■ **WHAT TO PRODUCE**: Below are records; state how many of their lines hold the word "JSON", and give only the figure.

■ **DATA RECORDS**:
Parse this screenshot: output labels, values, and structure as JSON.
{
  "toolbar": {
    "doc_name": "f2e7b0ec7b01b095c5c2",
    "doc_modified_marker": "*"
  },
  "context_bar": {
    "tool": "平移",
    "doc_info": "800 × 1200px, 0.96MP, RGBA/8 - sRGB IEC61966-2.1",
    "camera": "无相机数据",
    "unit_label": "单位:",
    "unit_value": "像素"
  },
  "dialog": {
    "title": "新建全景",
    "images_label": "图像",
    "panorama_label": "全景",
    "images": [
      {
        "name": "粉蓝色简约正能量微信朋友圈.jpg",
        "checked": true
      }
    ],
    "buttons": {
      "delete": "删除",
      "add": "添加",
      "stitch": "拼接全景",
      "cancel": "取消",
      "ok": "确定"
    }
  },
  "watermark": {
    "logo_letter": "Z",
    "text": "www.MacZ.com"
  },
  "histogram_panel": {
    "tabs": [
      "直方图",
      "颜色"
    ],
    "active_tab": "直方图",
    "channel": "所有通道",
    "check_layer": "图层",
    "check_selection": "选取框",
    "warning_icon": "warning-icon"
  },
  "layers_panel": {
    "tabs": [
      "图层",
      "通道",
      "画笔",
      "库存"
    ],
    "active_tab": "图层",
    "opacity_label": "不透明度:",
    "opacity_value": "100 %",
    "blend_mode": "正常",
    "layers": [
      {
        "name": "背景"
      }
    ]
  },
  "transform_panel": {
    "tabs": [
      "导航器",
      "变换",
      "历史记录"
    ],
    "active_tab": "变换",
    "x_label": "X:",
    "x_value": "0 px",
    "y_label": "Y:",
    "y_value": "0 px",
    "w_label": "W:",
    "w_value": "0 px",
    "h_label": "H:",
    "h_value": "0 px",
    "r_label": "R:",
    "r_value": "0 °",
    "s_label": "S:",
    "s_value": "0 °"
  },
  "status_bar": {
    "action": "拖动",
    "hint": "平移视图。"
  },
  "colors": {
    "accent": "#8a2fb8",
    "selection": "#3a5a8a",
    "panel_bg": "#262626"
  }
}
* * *
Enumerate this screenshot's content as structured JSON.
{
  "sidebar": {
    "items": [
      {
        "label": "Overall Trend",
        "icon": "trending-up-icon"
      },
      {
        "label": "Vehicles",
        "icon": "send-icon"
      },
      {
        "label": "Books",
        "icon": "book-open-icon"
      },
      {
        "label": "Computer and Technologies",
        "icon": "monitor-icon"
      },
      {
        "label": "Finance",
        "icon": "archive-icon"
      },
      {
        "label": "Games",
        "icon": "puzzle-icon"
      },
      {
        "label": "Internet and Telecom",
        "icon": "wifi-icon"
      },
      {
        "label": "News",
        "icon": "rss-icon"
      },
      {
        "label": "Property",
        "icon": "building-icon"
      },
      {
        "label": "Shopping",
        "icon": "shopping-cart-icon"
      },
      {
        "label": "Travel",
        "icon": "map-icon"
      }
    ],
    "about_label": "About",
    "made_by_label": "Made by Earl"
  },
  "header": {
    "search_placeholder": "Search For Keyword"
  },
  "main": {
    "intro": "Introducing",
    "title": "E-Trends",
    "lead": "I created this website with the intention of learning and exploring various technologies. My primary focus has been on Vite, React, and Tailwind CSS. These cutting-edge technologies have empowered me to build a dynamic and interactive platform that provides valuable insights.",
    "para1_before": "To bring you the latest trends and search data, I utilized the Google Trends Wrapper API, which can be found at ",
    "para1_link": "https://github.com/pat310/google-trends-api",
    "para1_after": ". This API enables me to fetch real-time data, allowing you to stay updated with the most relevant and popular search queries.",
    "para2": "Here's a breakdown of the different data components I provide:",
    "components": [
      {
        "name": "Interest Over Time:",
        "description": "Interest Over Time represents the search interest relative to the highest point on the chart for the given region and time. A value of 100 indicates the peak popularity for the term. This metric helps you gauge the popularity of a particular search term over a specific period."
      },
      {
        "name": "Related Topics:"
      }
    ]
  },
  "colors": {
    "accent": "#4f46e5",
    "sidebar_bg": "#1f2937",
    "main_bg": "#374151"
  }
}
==
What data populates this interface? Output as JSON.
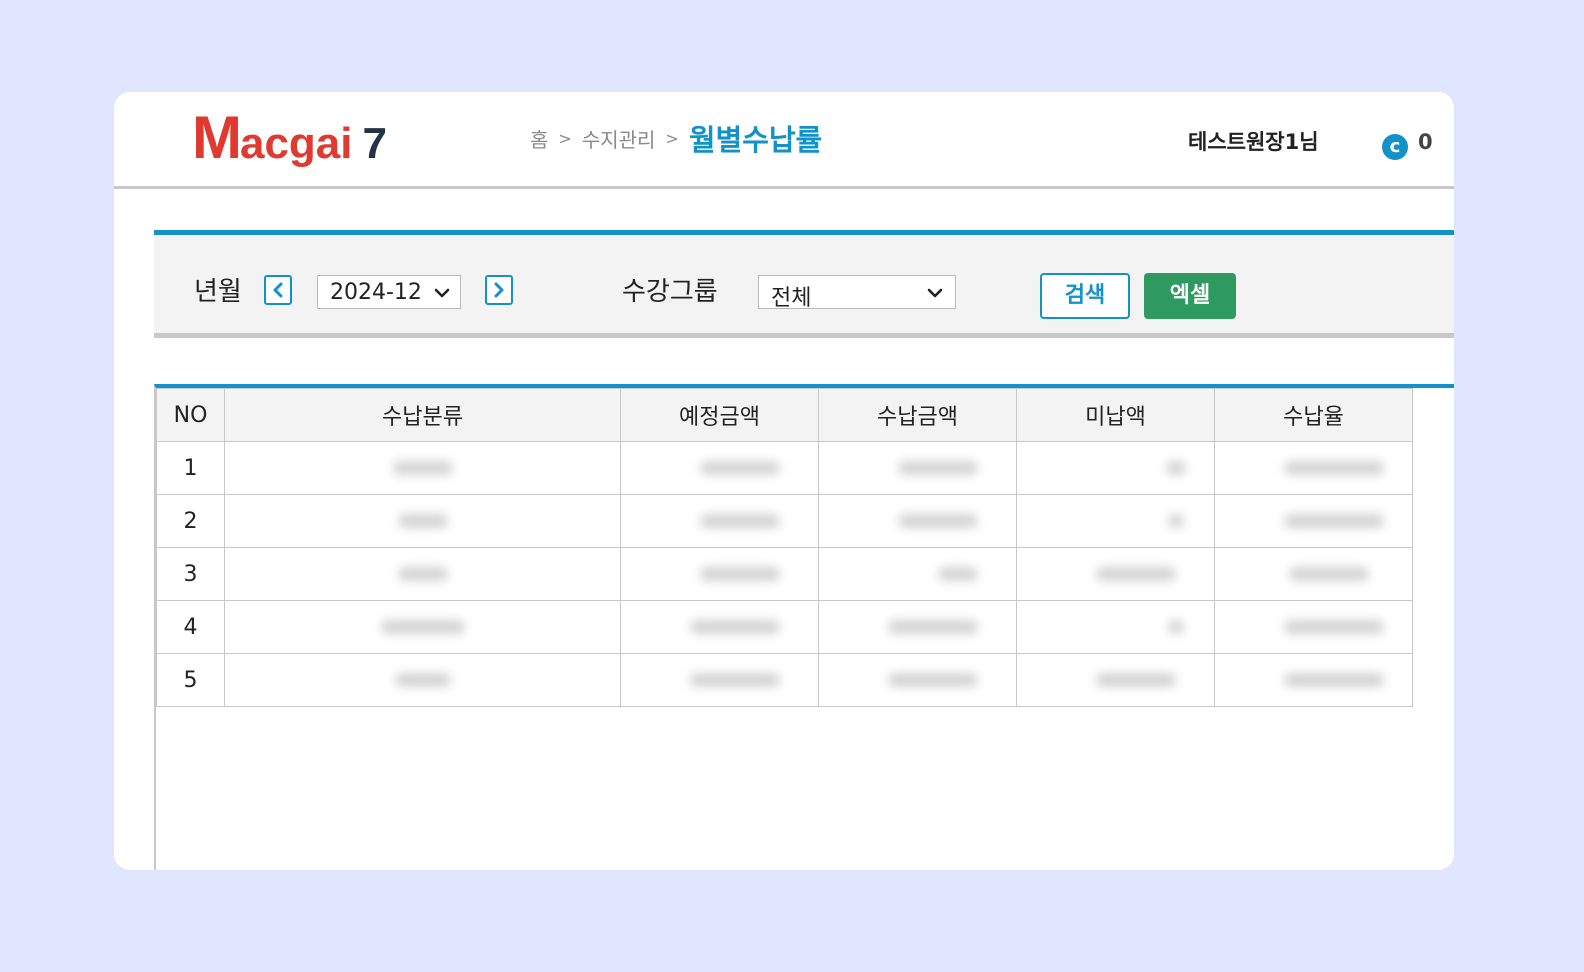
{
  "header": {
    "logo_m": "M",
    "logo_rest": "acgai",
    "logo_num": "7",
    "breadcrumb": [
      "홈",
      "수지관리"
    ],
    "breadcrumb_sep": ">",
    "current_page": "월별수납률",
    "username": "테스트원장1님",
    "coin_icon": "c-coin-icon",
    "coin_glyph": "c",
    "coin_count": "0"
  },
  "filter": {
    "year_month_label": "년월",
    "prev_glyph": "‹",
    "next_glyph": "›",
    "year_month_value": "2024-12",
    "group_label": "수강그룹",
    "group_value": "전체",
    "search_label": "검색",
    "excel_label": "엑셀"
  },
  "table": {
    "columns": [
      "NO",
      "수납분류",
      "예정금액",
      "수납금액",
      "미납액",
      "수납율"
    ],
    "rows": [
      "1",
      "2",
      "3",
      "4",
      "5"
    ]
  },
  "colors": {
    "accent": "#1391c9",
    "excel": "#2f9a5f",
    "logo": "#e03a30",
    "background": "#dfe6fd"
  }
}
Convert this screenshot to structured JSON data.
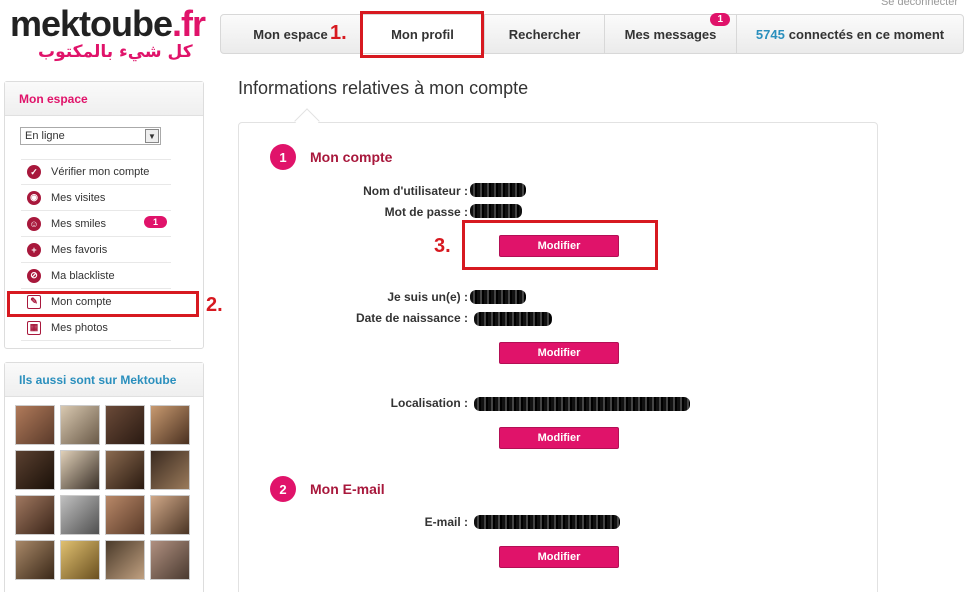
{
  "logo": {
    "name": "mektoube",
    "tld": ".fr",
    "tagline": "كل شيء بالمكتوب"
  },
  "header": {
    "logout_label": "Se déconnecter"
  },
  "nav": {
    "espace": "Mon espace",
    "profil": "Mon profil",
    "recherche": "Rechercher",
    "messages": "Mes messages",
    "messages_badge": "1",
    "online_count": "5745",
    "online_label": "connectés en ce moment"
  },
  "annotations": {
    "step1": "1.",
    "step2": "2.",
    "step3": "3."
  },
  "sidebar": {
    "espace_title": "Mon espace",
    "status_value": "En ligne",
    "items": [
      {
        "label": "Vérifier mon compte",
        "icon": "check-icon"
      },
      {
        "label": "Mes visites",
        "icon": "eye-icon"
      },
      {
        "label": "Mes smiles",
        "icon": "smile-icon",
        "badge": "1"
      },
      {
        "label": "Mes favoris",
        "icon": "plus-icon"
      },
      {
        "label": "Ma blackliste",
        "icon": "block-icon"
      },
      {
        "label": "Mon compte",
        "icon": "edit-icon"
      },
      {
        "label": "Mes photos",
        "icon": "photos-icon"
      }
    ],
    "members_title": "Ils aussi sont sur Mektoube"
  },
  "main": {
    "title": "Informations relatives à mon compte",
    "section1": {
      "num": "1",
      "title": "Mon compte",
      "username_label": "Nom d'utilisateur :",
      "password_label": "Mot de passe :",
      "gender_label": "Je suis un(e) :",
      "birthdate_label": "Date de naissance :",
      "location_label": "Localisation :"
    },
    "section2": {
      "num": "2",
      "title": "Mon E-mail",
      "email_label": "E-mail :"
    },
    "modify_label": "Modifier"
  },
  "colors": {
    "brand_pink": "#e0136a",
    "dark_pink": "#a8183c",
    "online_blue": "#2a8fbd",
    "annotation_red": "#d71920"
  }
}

■ **REPLY TO THE TASK**: 4